In Person in Summerville, SC and Online via Skype

An American in Paris

Once upon a time, I gave a solo recital in Paris. France. This is that story.

It all started in 2000, when my dear friend, Bettina Matthias, professor of German extraordinaire (specializing in music and theatre), asked me to come to Middlebury College to give a German Lieder recital with her at the piano, in conjunction with a class she was teaching. It was such a success, she had me back the following year to do another one. Unbeknownst to either of us, one of her students who attended the second recital had been an aspiring classical pianist in high school until her grandmother, her musical mentor, passed away, and she gave up music completely. Until she attended our recital.

Apparently, our performance reminded her how much she truly loved music and playing the piano. So much so that she left Middlebury and transferred to the École Normale de Musique de Paris Conservatory. (She spoke fluent French.) And as a thank you to us, she gave a recording of our recital to the schedulers for the school’s concert hall in the hopes that they would put us on their artist series. AND THEY DID.

When Bettina told me about all of this, my mind was blown. I could barely comprehend it all. I was going to sing in Paris? A solo recital, in PARIS, FRANCE? Still to this day, all these many years later, I can barely believe it. Thankfully there are photos so I know it wasn’t just a dream.

And so, on October 24, 2002, Bettina and I did in fact give a recital of American art songs and German Lieder at the Salle Cortot in Paris, France. In keeping with this blog and my brand (that I didn’t truly understand at the time), I closed the recital with a set of Gershwin songs. It was the first time my mother had left the U.S. and she loved every minute of her Parisian adventure. I did too, except I freaked myself out about speaking French, and therefore uttered not a word of it the entire time I was there. Absurd, I know.  I had always heard that the French were very picky about their language being spoken by foreigners, and it had been so long since I had studied it that I panicked. I had even prepared a little thank you speech in French for after the recital, but the words flew out of my head when it came time for it because I was overcome by the enthusiastic response from the audience. The whole experience was so overwhelming, my brain struggled with my native language, let alone a foreign one. I said as much, in English, and got a big laugh. I did get to sing one song in French (an American simply does not sing in French in France unless one is über famous): my encore was Les filles de Cadix by Delibes and the audience seemed appreciative of my choice.

This is the closest I ever got to living my former dream of being a professional opera singer. It seems appropriate to mention here that the world-famous baritone Thomas Hampson was giving a recital in the same hall a few weeks later! They say it’s the company you keep… It is also the most humble I have ever felt, the most awed by someone else’s generosity and by an experience so unexpected and profound. “At times our own light goes out and is rekindled by a spark from another person. Each of us has cause to think with deep gratitude of those who have lighted the flame within us.”(Albert Schweitzer) We never know who is in the audience. We never know how we affect people. I will be forever grateful to that young woman, to Bettina, to the concert hall scheduler, and to all those unknown Parisians in the audience. Thank you for making a dream come true.

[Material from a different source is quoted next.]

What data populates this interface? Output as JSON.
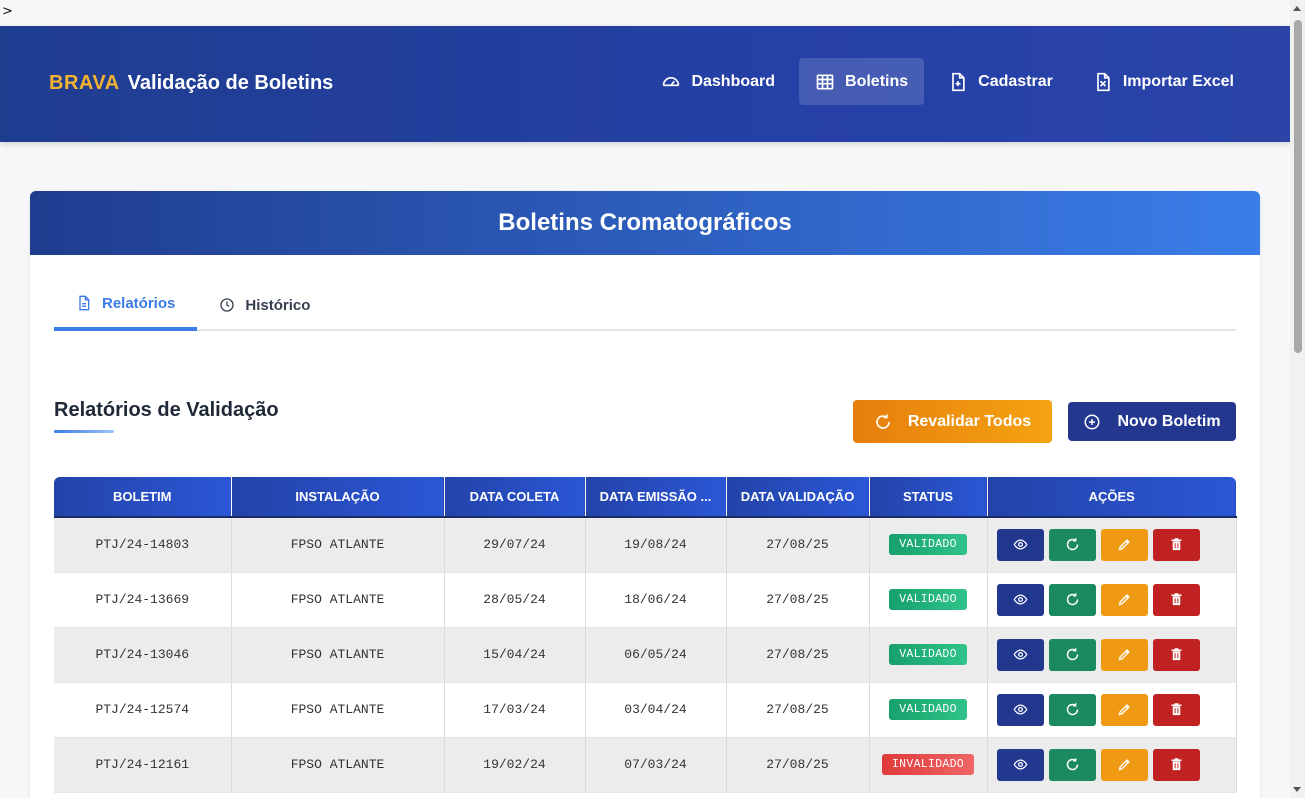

See also:

Leave a Reply

Your email address will not be published.

This site uses Akismet to reduce spam. Learn how your comment data is processed.